Collected data entries:
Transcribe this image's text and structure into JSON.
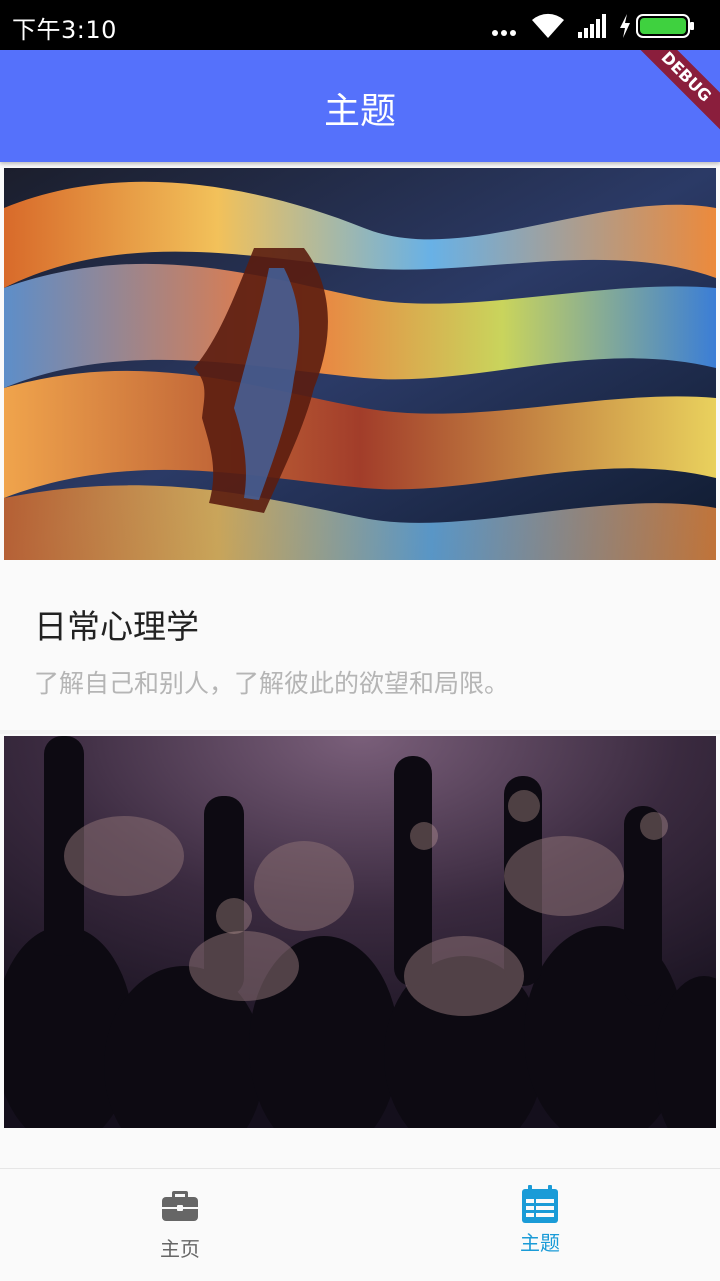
{
  "status_bar": {
    "time": "下午3:10",
    "icons": [
      "more-dots-icon",
      "wifi-icon",
      "signal-icon",
      "charging-icon",
      "battery-icon"
    ]
  },
  "app_bar": {
    "title": "主题",
    "debug_banner": "DEBUG",
    "background": "#5571fb"
  },
  "cards": [
    {
      "title": "日常心理学",
      "subtitle": "了解自己和别人，了解彼此的欲望和局限。",
      "image": "colorful-swirl-face-profile"
    },
    {
      "title": "",
      "subtitle": "",
      "image": "concert-crowd-raised-hands"
    }
  ],
  "bottom_nav": {
    "items": [
      {
        "label": "主页",
        "icon": "briefcase-icon",
        "active": false
      },
      {
        "label": "主题",
        "icon": "calendar-list-icon",
        "active": true
      }
    ],
    "active_color": "#1a9bd7",
    "inactive_color": "#666666"
  }
}
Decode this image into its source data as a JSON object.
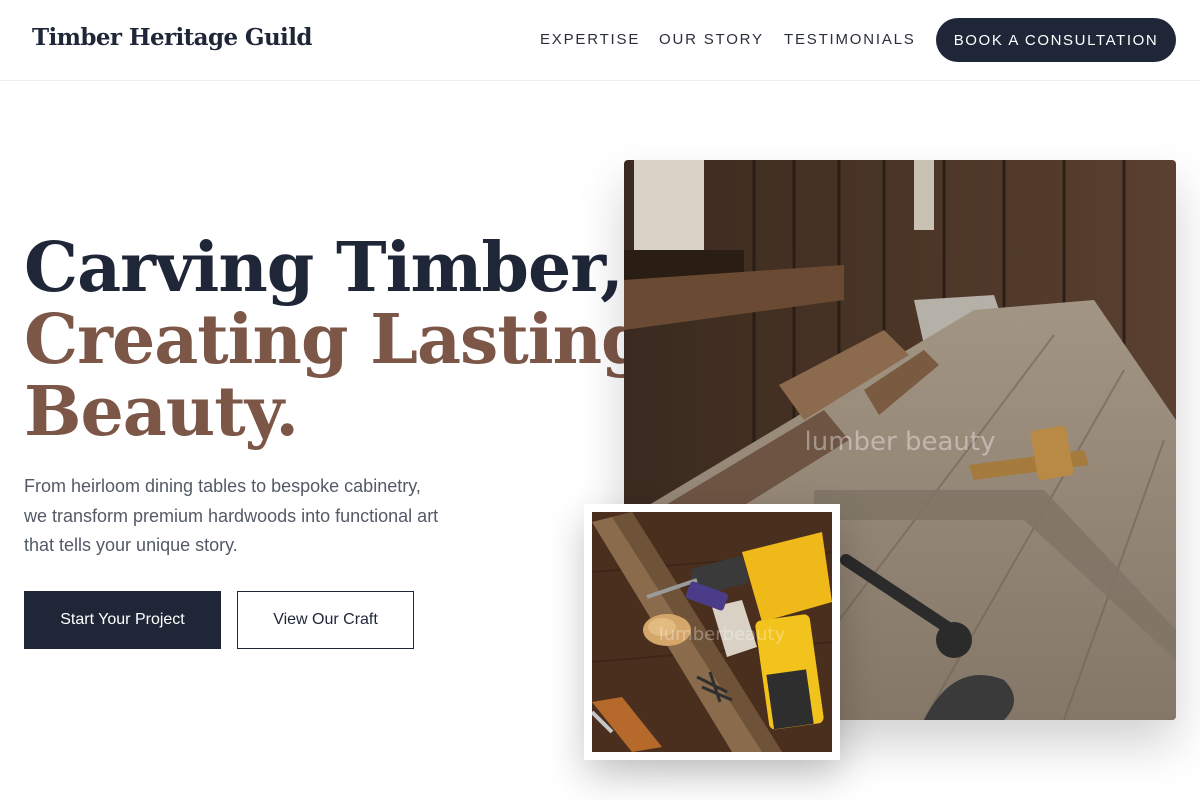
{
  "header": {
    "brand": "Timber Heritage Guild",
    "nav": [
      "EXPERTISE",
      "OUR STORY",
      "TESTIMONIALS"
    ],
    "cta_label": "BOOK A CONSULTATION"
  },
  "hero": {
    "headline_line1": "Carving Timber,",
    "headline_line2": "Creating Lasting",
    "headline_line3": "Beauty.",
    "intro_line1": "From heirloom dining tables to bespoke cabinetry,",
    "intro_line2": "we transform premium hardwoods into functional art",
    "intro_line3": "that tells your unique story.",
    "primary_button": "Start Your Project",
    "secondary_button": "View Our Craft"
  },
  "images": {
    "main_watermark": "lumber beauty",
    "small_watermark": "lumberbeauty"
  },
  "colors": {
    "navy": "#1e2638",
    "brown_accent": "#7c5647",
    "body_text": "#535a66"
  }
}
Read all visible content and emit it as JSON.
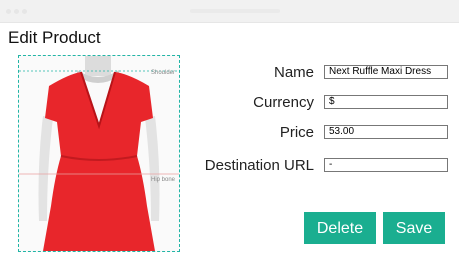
{
  "window": {
    "title": "Edit Product"
  },
  "image": {
    "guide_shoulder": "Shoulder",
    "guide_hip": "Hip bone"
  },
  "form": {
    "name_label": "Name",
    "name_value": "Next Ruffle Maxi Dress",
    "currency_label": "Currency",
    "currency_value": "$",
    "price_label": "Price",
    "price_value": "53.00",
    "url_label": "Destination URL",
    "url_value": "-"
  },
  "buttons": {
    "delete": "Delete",
    "save": "Save"
  },
  "colors": {
    "accent": "#1aae90",
    "dress": "#e8262b",
    "guide": "#22b5a6"
  }
}
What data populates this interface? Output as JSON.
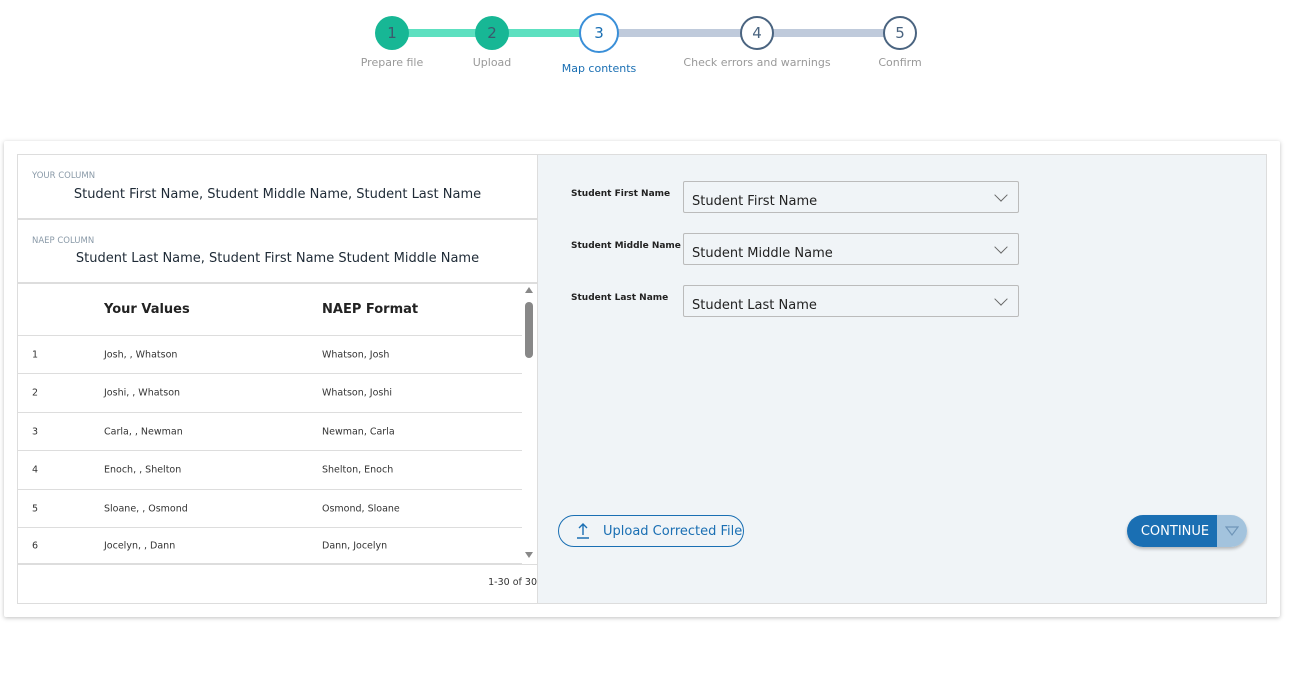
{
  "stepper": {
    "steps": [
      {
        "number": "1",
        "label": "Prepare file",
        "state": "complete"
      },
      {
        "number": "2",
        "label": "Upload",
        "state": "complete"
      },
      {
        "number": "3",
        "label": "Map contents",
        "state": "current"
      },
      {
        "number": "4",
        "label": "Check errors and warnings",
        "state": "pending"
      },
      {
        "number": "5",
        "label": "Confirm",
        "state": "pending"
      }
    ],
    "colors": {
      "complete": "#17b795",
      "complete_line": "#5de0c0",
      "current": "#3a8fd8",
      "pending": "#4a6480",
      "pending_line": "#bfcadb"
    }
  },
  "your_column": {
    "label": "YOUR COLUMN",
    "value": "Student First Name, Student Middle Name, Student Last Name"
  },
  "naep_column": {
    "label": "NAEP COLUMN",
    "value": "Student Last Name, Student First Name Student Middle Name"
  },
  "table": {
    "headers": [
      "Your Values",
      "NAEP Format"
    ],
    "rows": [
      {
        "n": "1",
        "yours": "Josh, , Whatson",
        "naep": "Whatson, Josh"
      },
      {
        "n": "2",
        "yours": "Joshi, , Whatson",
        "naep": "Whatson, Joshi"
      },
      {
        "n": "3",
        "yours": "Carla, , Newman",
        "naep": "Newman, Carla"
      },
      {
        "n": "4",
        "yours": "Enoch, , Shelton",
        "naep": "Shelton, Enoch"
      },
      {
        "n": "5",
        "yours": "Sloane, , Osmond",
        "naep": "Osmond, Sloane"
      },
      {
        "n": "6",
        "yours": "Jocelyn, , Dann",
        "naep": "Dann, Jocelyn"
      }
    ],
    "pagination": "1-30 of 30"
  },
  "mapping": [
    {
      "label": "Student First Name",
      "value": "Student First Name"
    },
    {
      "label": "Student Middle Name",
      "value": "Student Middle Name"
    },
    {
      "label": "Student Last Name",
      "value": "Student Last Name"
    }
  ],
  "buttons": {
    "upload": "Upload Corrected File",
    "continue": "CONTINUE",
    "accent": "#1a6fb3"
  }
}
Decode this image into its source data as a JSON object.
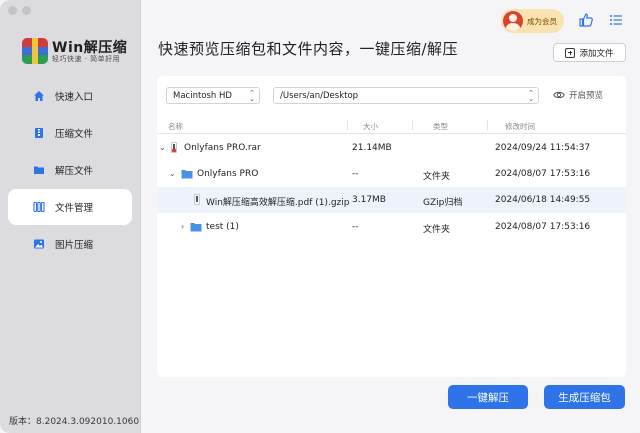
{
  "app": {
    "name": "Win解压缩",
    "tagline": "轻巧快速 · 简单好用",
    "version_label": "版本：8.2024.3.092010.1060"
  },
  "sidebar": {
    "items": [
      {
        "label": "快速入口",
        "icon": "home-icon",
        "active": false
      },
      {
        "label": "压缩文件",
        "icon": "archive-icon",
        "active": false
      },
      {
        "label": "解压文件",
        "icon": "folder-icon",
        "active": false
      },
      {
        "label": "文件管理",
        "icon": "files-icon",
        "active": true
      },
      {
        "label": "图片压缩",
        "icon": "image-icon",
        "active": false
      }
    ]
  },
  "header": {
    "member_label": "成为会员",
    "headline": "快速预览压缩包和文件内容，一键压缩/解压",
    "add_file_label": "添加文件"
  },
  "browser": {
    "volume": "Macintosh HD",
    "path": "/Users/an/Desktop",
    "preview_label": "开启预览",
    "columns": {
      "name": "名称",
      "size": "大小",
      "type": "类型",
      "modified": "修改时间"
    },
    "rows": [
      {
        "name": "Onlyfans PRO.rar",
        "size": "21.14MB",
        "type": "",
        "modified": "2024/09/24 11:54:37"
      },
      {
        "name": "Onlyfans PRO",
        "size": "--",
        "type": "文件夹",
        "modified": "2024/08/07 17:53:16"
      },
      {
        "name": "Win解压缩高效解压缩.pdf (1).gzip",
        "size": "3.17MB",
        "type": "GZip归档",
        "modified": "2024/06/18 14:49:55"
      },
      {
        "name": "test (1)",
        "size": "--",
        "type": "文件夹",
        "modified": "2024/08/07 17:53:16"
      }
    ]
  },
  "actions": {
    "extract_label": "一键解压",
    "compress_label": "生成压缩包"
  },
  "colors": {
    "accent": "#2e73e8",
    "member_bg": "#fbe3b1"
  }
}
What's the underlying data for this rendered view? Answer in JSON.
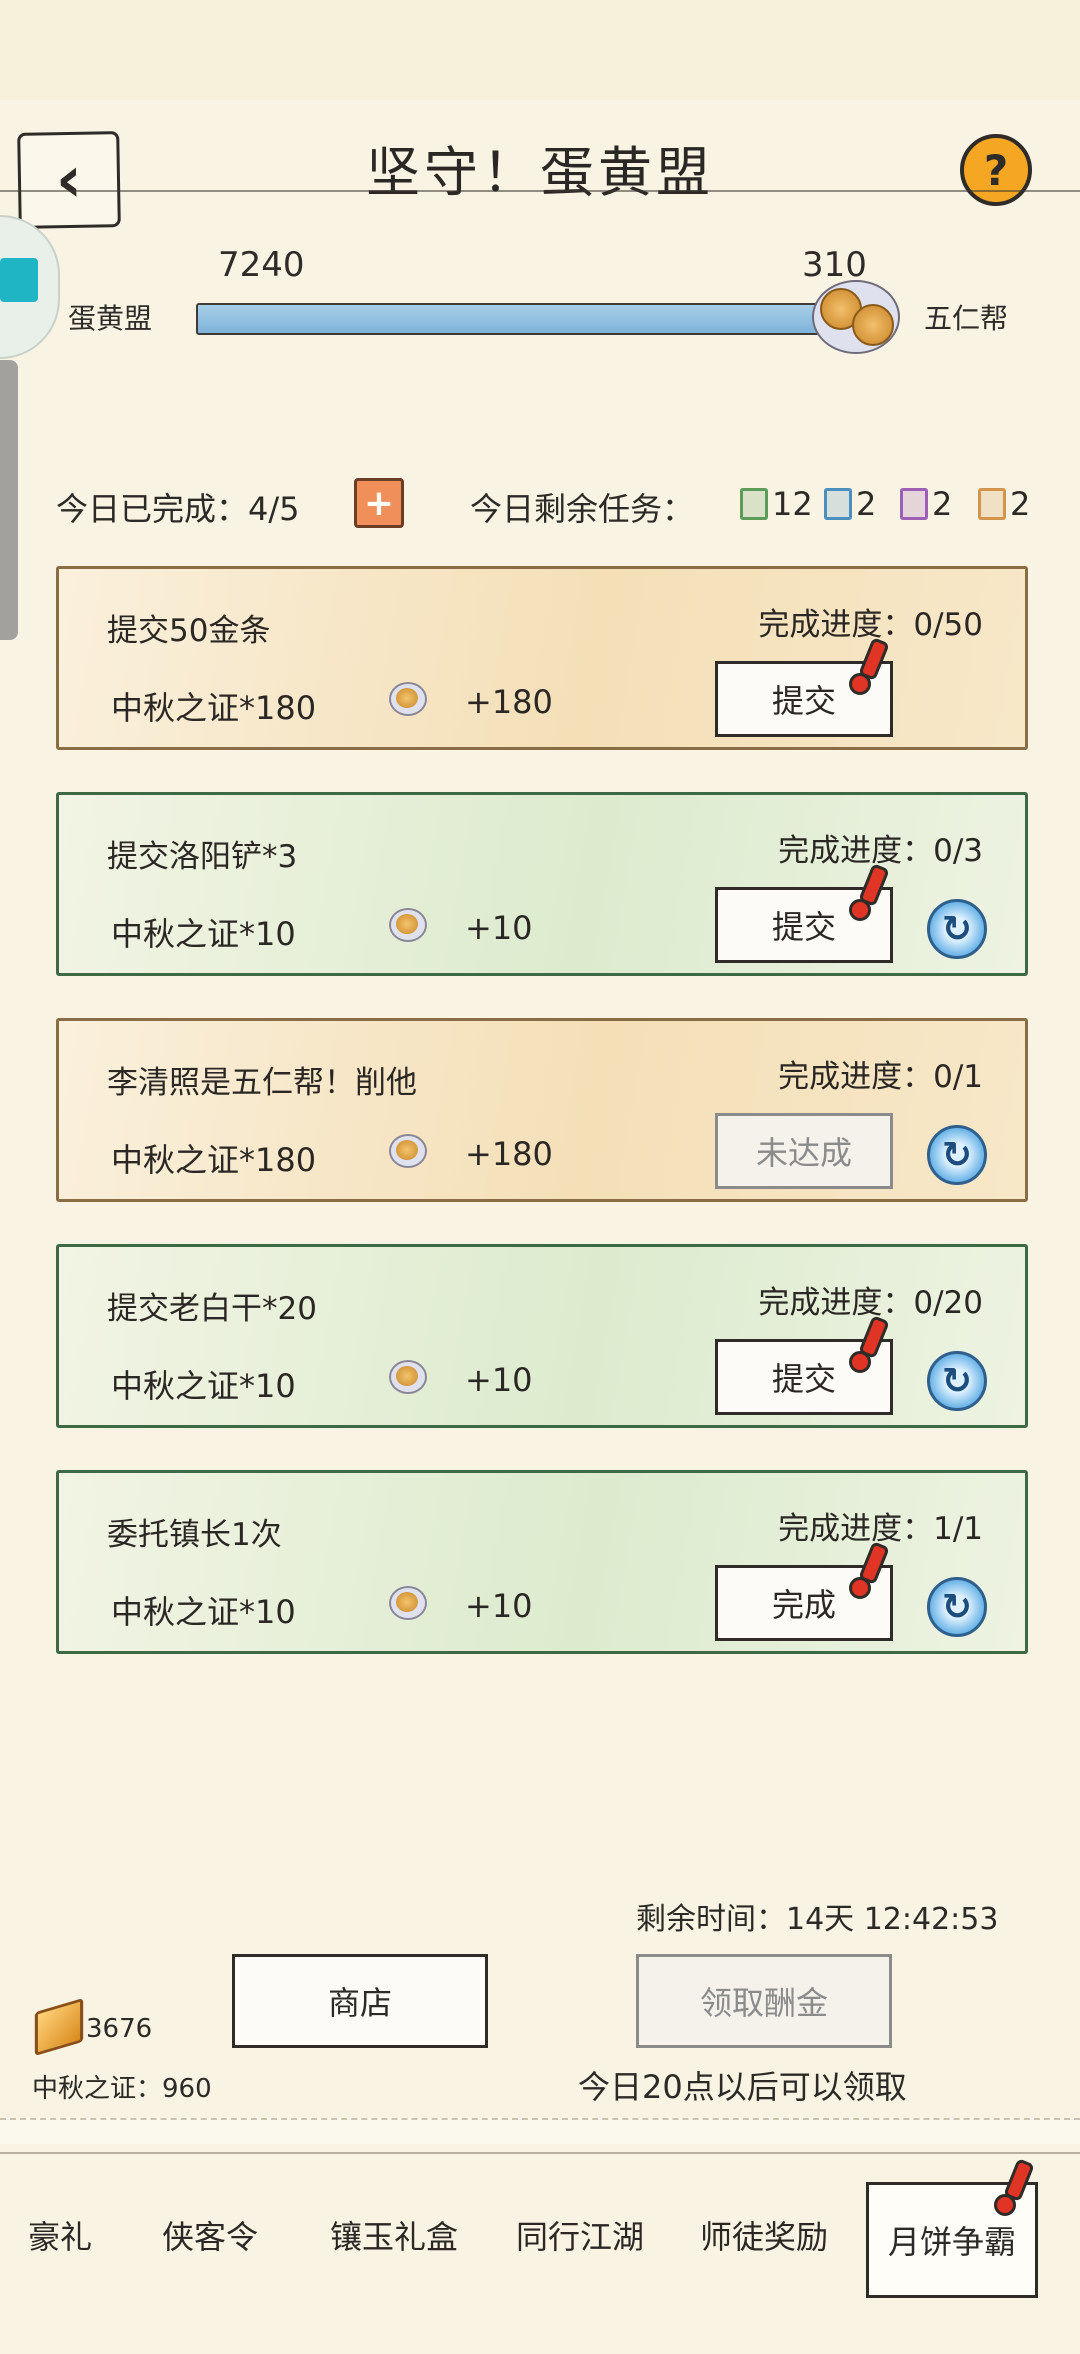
{
  "header": {
    "title": "坚守！蛋黄盟"
  },
  "battle": {
    "left_team": "蛋黄盟",
    "left_score": "7240",
    "right_team": "五仁帮",
    "right_score": "310",
    "progress_fraction": 0.959
  },
  "summary": {
    "done_label": "今日已完成：4/5",
    "remaining_label": "今日剩余任务：",
    "chips": [
      {
        "value": "12",
        "color": "#5d9b5a"
      },
      {
        "value": "2",
        "color": "#4a8fc0"
      },
      {
        "value": "2",
        "color": "#9b5fb5"
      },
      {
        "value": "2",
        "color": "#d1954c"
      }
    ]
  },
  "tasks": [
    {
      "title": "提交50金条",
      "progress": "完成进度：0/50",
      "reward": "中秋之证*180",
      "amount": "+180",
      "button": "提交"
    },
    {
      "title": "提交洛阳铲*3",
      "progress": "完成进度：0/3",
      "reward": "中秋之证*10",
      "amount": "+10",
      "button": "提交"
    },
    {
      "title": "李清照是五仁帮！削他",
      "progress": "完成进度：0/1",
      "reward": "中秋之证*180",
      "amount": "+180",
      "button": "未达成"
    },
    {
      "title": "提交老白干*20",
      "progress": "完成进度：0/20",
      "reward": "中秋之证*10",
      "amount": "+10",
      "button": "提交"
    },
    {
      "title": "委托镇长1次",
      "progress": "完成进度：1/1",
      "reward": "中秋之证*10",
      "amount": "+10",
      "button": "完成"
    }
  ],
  "footer": {
    "remaining_time": "剩余时间：14天 12:42:53",
    "shop_label": "商店",
    "claim_label": "领取酬金",
    "claim_note": "今日20点以后可以领取",
    "gold_count": "3676",
    "cert_count": "中秋之证：960"
  },
  "nav": {
    "items": [
      "豪礼",
      "侠客令",
      "镶玉礼盒",
      "同行江湖",
      "师徒奖励",
      "月饼争霸"
    ]
  }
}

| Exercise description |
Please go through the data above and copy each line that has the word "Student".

| Reply |
    "value": "Student First Name, Student Middle Name, Student Last Name"
    "value": "Student Last Name, Student First Name Student Middle Name"
      "label": "Student First Name",
      "value": "Student First Name"
      "label": "Student Middle Name",
      "value": "Student Middle Name"
      "label": "Student Last Name",
      "value": "Student Last Name"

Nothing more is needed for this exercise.